There are several optional fields that give flexibility for network administrators: correct time settings using the NTP (Network Time Protocol) fields is important to ensure stream encryption, Log forwarding and SNMP (Simple Network Management Protocol) helps to monitor HTTP(S) logs and hardware CPU, memory and other hardware metrics.
The fourth step is choosing a method to configure the server and complete the setup. This includes the two old methods, which both involve downloading a tiny configuration file in a virtual CD format for VMware ESXi or Microsoft Hyper-V. The new “Update remotely” option is the recommended method, and the easiest. The only requirement is that there are no viewers currently using the edge instance before it gets reconfigured.
Once started, the status will show as “Pending Update”. For convenience, a notification will appear stating when the reconfiguration was started as well. This can be helpful for admins to estimate when the process will finish.
In the event the remote configuration fails, the system will automatically revert to the last working version of the settings. So if the server was misconfigured and the connection was lost, you could still deliver content using the edge without having to log in to the hypervisor and manually attaching the the configuration virtual CD to the virtual machine.

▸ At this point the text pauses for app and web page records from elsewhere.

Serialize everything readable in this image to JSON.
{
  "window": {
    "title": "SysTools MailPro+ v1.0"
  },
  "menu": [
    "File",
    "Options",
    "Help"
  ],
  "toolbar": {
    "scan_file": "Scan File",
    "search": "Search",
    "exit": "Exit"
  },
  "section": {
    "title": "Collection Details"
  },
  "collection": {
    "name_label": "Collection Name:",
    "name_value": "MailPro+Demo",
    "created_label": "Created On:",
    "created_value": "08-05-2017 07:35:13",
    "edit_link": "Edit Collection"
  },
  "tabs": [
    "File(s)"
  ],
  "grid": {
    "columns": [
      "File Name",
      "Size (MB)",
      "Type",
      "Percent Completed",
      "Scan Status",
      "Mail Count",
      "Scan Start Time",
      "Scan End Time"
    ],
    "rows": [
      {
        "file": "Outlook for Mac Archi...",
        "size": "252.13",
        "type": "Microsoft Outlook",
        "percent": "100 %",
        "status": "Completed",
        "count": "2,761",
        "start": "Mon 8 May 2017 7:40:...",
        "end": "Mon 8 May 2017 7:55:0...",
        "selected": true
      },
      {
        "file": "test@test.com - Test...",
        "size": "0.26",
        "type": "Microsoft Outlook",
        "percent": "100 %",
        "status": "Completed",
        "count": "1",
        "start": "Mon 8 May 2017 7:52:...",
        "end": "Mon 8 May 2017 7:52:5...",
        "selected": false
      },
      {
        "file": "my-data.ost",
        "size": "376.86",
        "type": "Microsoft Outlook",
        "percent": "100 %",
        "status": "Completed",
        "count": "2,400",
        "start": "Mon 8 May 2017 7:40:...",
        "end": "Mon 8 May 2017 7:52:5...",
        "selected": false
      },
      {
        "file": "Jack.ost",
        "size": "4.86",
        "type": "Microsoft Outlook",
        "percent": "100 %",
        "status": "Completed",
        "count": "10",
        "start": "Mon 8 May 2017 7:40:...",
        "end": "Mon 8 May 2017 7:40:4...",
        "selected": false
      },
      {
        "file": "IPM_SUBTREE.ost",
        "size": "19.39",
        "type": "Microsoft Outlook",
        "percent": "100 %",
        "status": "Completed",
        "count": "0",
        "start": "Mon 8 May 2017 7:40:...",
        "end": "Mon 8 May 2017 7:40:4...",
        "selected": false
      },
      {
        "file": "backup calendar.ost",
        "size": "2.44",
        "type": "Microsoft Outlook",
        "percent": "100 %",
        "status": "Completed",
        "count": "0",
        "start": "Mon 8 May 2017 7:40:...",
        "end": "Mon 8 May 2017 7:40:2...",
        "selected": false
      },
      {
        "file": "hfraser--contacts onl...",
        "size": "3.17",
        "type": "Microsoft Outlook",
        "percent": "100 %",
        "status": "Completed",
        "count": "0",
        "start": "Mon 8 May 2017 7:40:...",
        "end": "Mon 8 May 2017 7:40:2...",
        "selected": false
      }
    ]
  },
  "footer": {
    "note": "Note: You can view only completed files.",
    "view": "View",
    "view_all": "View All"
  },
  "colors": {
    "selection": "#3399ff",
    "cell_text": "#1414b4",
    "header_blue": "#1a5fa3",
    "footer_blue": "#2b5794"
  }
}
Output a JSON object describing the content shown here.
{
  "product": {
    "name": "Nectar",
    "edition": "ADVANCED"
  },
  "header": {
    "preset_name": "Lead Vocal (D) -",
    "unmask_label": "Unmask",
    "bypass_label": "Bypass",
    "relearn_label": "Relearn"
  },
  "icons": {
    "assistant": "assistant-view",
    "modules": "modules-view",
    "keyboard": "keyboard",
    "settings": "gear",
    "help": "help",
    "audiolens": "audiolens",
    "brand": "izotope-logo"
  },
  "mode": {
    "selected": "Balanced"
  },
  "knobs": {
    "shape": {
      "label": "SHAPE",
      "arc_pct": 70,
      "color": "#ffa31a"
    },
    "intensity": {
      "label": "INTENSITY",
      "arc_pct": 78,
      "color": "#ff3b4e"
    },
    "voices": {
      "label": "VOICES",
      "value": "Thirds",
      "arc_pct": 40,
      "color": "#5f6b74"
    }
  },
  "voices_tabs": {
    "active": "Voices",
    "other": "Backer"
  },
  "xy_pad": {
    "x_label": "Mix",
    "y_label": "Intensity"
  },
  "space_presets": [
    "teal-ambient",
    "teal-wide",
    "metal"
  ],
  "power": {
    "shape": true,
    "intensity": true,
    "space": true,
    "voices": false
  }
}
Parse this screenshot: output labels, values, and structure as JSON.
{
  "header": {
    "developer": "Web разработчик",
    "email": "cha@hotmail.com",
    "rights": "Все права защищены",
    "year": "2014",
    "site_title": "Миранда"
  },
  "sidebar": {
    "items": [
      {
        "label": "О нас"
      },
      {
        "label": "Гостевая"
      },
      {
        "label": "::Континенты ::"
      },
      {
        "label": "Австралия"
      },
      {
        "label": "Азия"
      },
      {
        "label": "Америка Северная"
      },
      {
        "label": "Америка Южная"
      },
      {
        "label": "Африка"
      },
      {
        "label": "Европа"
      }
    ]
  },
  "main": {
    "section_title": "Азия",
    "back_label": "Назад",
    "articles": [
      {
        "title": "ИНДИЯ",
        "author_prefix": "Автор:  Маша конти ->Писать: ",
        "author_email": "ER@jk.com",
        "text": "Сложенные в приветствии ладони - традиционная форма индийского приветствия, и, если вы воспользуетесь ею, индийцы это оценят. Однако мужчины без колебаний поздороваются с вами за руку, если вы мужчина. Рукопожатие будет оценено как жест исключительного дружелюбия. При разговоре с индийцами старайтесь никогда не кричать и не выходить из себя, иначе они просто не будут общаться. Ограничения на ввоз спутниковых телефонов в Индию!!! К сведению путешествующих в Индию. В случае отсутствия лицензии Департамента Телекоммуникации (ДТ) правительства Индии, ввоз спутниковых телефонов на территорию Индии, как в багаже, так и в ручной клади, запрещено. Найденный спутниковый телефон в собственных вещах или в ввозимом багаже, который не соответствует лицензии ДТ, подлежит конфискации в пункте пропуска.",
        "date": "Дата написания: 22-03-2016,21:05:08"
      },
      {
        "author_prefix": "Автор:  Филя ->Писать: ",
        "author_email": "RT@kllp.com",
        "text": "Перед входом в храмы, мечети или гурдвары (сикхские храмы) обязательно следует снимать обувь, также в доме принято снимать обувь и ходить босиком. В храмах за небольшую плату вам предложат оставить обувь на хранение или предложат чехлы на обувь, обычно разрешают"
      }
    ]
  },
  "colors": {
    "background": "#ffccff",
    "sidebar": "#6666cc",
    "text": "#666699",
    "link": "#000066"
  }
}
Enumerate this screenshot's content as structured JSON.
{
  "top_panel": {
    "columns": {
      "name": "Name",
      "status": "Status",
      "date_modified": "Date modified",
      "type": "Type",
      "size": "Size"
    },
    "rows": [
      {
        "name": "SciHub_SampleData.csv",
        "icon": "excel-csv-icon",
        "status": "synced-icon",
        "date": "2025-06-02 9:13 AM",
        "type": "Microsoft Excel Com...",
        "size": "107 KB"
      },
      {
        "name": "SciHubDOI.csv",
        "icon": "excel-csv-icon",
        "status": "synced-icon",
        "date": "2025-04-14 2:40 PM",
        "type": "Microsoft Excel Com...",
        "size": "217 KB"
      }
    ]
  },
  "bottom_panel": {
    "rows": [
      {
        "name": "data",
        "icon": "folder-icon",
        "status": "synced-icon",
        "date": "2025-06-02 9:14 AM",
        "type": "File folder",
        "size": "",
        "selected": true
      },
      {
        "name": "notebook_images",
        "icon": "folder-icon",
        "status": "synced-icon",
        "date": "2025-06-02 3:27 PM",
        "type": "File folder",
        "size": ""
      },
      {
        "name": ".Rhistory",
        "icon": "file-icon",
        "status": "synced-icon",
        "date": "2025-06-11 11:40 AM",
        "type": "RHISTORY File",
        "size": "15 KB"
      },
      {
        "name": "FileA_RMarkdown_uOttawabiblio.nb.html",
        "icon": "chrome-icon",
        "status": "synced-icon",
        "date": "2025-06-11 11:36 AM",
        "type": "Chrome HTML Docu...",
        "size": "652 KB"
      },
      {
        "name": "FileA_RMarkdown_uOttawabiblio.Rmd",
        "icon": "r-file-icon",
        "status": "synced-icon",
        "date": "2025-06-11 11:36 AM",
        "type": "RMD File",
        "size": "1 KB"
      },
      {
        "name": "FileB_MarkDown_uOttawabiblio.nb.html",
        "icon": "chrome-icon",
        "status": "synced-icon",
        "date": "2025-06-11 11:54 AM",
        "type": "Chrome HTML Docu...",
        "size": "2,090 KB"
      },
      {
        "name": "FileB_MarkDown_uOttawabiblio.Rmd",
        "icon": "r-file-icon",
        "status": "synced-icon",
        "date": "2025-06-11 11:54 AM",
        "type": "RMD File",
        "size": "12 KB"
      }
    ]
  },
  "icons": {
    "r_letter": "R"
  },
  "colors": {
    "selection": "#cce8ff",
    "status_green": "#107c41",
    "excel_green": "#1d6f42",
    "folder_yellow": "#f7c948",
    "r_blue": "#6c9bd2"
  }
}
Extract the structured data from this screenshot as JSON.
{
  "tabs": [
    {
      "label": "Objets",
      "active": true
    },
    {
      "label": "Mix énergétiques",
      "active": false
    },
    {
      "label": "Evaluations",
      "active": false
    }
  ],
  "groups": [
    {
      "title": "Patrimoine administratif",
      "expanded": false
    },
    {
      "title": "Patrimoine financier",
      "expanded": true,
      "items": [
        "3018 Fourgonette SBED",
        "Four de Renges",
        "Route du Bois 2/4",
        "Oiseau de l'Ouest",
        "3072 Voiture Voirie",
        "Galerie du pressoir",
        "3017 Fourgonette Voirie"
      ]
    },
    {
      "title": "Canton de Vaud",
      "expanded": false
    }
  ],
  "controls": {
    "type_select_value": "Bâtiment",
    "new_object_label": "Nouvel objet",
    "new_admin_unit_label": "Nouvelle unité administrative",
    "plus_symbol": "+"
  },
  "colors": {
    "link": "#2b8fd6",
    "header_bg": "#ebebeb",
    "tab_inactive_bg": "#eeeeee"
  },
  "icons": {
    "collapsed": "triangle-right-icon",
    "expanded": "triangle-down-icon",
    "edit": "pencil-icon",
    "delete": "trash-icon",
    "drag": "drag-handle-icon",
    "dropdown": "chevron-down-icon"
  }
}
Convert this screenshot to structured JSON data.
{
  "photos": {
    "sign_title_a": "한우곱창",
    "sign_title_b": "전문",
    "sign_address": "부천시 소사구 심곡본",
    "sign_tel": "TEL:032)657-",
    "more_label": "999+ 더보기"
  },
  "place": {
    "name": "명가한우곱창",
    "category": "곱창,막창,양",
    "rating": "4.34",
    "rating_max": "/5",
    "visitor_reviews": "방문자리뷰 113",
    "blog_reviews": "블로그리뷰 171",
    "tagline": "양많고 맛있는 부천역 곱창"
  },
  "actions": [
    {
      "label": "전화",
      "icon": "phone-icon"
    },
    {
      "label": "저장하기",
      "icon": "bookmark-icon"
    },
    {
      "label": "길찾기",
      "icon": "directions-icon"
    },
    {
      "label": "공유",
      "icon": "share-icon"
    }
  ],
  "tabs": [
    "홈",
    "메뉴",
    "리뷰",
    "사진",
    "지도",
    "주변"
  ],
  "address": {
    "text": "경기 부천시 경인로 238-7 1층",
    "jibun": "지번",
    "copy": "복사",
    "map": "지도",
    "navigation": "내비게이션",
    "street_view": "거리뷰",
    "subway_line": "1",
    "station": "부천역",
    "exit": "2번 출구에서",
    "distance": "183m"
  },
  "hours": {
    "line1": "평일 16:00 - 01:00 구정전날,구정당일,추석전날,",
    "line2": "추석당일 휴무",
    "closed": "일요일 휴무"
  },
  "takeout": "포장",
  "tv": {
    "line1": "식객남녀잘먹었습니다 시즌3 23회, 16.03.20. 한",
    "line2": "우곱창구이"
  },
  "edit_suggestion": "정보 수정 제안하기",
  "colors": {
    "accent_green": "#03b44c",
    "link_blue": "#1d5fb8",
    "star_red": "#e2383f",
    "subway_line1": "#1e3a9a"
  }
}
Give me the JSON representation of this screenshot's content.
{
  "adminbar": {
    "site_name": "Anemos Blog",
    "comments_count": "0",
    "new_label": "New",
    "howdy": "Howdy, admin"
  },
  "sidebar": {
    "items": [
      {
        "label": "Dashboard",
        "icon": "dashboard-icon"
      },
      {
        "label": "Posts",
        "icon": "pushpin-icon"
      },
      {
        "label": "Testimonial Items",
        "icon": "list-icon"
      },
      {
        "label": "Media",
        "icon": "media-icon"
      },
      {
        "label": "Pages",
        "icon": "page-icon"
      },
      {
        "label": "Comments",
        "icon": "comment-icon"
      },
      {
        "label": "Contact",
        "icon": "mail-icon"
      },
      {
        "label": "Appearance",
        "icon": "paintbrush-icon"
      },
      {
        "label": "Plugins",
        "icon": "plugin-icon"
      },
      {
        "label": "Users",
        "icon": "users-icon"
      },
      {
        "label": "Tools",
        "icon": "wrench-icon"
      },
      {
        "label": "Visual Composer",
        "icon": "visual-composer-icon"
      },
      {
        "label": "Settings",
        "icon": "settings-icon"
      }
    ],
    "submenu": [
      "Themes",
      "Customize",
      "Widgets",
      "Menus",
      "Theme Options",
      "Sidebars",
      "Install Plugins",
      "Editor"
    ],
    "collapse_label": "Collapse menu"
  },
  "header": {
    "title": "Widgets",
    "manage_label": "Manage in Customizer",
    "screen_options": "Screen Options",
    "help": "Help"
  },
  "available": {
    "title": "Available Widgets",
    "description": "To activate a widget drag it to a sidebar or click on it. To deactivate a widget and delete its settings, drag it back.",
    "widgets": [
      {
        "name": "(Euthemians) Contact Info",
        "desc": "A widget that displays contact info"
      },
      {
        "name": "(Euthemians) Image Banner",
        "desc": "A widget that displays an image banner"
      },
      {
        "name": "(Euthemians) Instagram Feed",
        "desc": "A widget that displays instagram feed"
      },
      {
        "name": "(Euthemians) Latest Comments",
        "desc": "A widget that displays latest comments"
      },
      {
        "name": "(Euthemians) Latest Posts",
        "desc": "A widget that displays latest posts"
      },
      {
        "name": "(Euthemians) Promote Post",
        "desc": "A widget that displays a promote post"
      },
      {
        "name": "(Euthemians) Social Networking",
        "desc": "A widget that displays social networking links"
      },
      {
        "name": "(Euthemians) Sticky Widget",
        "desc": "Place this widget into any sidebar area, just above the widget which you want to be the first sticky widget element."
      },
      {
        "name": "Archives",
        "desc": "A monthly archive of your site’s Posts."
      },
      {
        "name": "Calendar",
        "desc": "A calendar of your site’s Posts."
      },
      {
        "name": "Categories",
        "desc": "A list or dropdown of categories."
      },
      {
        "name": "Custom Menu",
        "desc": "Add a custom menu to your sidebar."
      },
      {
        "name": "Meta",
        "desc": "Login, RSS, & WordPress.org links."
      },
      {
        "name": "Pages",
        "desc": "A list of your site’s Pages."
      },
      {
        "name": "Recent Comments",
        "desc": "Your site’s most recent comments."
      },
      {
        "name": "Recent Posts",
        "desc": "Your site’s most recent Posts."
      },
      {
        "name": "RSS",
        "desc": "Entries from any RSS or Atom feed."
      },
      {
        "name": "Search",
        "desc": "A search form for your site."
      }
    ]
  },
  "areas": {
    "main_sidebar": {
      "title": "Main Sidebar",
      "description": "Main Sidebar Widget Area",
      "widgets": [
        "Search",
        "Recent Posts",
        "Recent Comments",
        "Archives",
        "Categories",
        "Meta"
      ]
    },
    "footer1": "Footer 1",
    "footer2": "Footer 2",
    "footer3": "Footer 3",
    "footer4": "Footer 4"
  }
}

To note, the remote configuration feature requires the latest server release. That said, existing customers’ servers will be automatically updated to the latest in order to take advantage of this new feature.
The remote configuration function of ECDN simplifies a process that previously took more manual effort and more time to complete. It joins one of several, recent updates to the product, such as enhancements around monitoring network performance & status for ECDN.